Meteorite found in Antarctica contains out of this world opal fragments
Opal, familiar on Earth as a precious stone used in jewellery, is made up of silica (the major component of sand) with up to 30% water in its structure, and has not yet been identified on the surface of any asteroid. Before the new work, opal had only once been found in a meteorite, as a handful of tiny crystals in a meteorite from Mars.
Downes and her team studied the meteorite, named EET 83309, an object made up of thousands and broken pieces of rock and minerals, meaning that it originally came from the broken up surface, or regolith, of an asteroid.
Results from other teams show that while the meteorite was still part of the asteroid, it was exposed to radiation from the Sun, the so-called solar wind, and from other cosmic sources. Asteroids lack the protection of an atmosphere, so radiation hits their surfaces all the time.
She comments: "The pieces of opal we have found are either broken fragments or they are replacing other minerals.
Our evidence shows that the opal formed before the meteorite was blasted off from the surface of the parent asteroid and sent into space, eventually to land on Earth in Antarctica."

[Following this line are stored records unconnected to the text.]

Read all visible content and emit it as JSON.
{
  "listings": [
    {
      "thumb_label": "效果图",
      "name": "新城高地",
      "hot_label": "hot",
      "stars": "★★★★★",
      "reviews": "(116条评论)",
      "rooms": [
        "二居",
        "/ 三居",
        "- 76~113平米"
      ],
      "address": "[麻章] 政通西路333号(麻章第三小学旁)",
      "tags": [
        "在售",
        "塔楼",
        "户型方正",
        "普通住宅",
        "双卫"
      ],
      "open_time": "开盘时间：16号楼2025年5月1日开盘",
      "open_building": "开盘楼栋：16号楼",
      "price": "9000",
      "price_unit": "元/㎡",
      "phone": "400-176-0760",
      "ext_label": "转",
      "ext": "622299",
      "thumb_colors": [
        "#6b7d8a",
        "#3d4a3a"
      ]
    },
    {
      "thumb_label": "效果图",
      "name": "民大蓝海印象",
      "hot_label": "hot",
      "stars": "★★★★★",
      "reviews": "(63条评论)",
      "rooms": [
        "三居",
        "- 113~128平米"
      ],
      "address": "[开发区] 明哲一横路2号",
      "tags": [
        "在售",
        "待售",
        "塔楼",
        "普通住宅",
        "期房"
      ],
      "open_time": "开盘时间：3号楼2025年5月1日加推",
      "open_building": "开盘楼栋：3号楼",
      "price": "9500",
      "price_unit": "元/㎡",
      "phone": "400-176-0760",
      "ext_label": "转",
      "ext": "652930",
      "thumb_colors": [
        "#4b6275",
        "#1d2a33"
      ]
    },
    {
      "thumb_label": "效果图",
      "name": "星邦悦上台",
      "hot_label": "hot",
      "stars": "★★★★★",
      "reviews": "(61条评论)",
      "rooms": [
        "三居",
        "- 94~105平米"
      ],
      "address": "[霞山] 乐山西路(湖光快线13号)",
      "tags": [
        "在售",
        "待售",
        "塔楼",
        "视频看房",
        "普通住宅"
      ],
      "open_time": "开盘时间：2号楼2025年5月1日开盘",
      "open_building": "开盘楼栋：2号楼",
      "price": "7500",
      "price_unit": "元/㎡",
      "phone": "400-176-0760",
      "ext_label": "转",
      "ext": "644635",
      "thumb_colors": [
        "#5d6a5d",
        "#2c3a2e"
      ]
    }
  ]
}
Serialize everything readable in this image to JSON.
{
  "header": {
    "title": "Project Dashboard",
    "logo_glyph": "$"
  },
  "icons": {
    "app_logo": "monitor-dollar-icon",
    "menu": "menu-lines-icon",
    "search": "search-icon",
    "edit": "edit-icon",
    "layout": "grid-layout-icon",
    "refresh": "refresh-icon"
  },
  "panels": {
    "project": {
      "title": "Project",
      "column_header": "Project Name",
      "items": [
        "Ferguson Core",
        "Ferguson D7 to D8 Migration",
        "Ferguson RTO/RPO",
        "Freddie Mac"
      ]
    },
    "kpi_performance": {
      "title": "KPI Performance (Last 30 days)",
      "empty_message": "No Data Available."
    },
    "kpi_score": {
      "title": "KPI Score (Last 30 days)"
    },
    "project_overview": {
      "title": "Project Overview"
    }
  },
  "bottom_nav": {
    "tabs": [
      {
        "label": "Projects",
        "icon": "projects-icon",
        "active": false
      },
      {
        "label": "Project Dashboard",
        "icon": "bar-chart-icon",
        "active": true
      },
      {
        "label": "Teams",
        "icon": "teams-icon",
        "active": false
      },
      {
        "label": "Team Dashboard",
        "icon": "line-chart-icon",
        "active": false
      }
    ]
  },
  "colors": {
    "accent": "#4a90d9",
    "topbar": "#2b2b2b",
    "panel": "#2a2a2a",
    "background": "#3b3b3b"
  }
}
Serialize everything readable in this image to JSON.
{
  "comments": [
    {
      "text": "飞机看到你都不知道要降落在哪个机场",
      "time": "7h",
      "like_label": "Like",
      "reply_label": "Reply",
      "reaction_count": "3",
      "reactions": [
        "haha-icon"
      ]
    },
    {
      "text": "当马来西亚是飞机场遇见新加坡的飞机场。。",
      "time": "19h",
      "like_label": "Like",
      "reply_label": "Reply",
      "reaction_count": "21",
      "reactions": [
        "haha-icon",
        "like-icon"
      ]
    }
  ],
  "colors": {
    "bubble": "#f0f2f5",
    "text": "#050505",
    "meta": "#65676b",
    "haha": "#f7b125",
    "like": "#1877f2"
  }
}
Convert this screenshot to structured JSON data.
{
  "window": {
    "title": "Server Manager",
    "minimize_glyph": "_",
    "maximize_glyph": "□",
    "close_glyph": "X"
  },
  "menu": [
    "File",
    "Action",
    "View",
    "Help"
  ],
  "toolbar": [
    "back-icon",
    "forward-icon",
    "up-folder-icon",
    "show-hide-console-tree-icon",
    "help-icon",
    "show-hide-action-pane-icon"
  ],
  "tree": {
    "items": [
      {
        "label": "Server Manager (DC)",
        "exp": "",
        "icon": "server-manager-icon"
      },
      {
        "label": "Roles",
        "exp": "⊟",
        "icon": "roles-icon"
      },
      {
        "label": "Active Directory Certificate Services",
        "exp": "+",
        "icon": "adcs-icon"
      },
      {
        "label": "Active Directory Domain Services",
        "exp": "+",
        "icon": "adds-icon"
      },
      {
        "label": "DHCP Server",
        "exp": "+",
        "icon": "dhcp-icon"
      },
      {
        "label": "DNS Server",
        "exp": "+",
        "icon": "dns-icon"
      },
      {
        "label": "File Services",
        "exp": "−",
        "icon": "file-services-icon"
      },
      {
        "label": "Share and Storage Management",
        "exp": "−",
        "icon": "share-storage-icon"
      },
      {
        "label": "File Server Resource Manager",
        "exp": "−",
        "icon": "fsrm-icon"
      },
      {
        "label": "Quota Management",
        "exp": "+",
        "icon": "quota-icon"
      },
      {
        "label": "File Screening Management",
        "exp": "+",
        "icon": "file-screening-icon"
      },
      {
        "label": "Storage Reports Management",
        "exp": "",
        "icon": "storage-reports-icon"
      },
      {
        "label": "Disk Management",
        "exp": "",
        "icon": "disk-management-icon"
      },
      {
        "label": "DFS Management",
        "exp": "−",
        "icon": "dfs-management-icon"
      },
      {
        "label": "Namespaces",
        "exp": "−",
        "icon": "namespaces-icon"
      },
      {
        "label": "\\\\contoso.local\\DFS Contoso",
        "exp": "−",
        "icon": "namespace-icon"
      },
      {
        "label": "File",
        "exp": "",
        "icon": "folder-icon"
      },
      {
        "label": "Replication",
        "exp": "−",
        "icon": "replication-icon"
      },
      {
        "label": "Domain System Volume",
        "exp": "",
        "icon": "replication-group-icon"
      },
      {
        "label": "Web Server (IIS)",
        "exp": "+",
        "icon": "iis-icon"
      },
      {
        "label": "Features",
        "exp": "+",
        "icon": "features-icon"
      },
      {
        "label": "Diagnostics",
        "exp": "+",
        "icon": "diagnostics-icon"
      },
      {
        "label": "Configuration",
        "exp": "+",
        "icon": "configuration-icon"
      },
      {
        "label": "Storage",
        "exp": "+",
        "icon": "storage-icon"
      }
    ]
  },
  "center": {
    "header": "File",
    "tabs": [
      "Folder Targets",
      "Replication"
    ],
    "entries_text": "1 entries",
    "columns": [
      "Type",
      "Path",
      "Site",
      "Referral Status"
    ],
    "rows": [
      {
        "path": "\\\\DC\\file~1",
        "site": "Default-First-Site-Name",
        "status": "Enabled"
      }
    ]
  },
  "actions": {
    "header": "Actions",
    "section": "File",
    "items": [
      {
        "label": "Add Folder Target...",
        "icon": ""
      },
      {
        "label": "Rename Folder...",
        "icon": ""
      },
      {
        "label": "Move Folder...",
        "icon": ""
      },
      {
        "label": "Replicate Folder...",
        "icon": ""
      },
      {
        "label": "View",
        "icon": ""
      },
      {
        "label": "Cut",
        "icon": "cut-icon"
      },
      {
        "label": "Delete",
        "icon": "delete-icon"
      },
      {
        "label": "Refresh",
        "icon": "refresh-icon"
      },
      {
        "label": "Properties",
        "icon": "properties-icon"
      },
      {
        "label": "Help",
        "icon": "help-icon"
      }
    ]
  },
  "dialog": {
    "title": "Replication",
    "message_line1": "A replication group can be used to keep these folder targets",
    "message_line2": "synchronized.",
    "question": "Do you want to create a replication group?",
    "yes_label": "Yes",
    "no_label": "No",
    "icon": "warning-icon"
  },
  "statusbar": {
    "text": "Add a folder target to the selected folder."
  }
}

"This is more evidence that meteorites and asteroids can carry large amounts of water ice. Although we rightly worry about the consequences of the impact of large asteroid, billions of years ago they may have brought the water to the Earth and helped it become the world teeming with life that we live in today."
The team used different techniques to analyse the opal and check its composition. They see convincing evidence that it is extra-terrestrial in origin, and did not form while the meteorite was sitting in the Antarctic ice.
For example, using the NanoSims instrument at the Open University, they can see that although the opal has interacted to some extent with water in the Antarctic, the isotopes (different forms of the same element) match the other minerals in the original meteorite.
The above post is reprinted from materials provided by Royal Astronomical Society (RAS).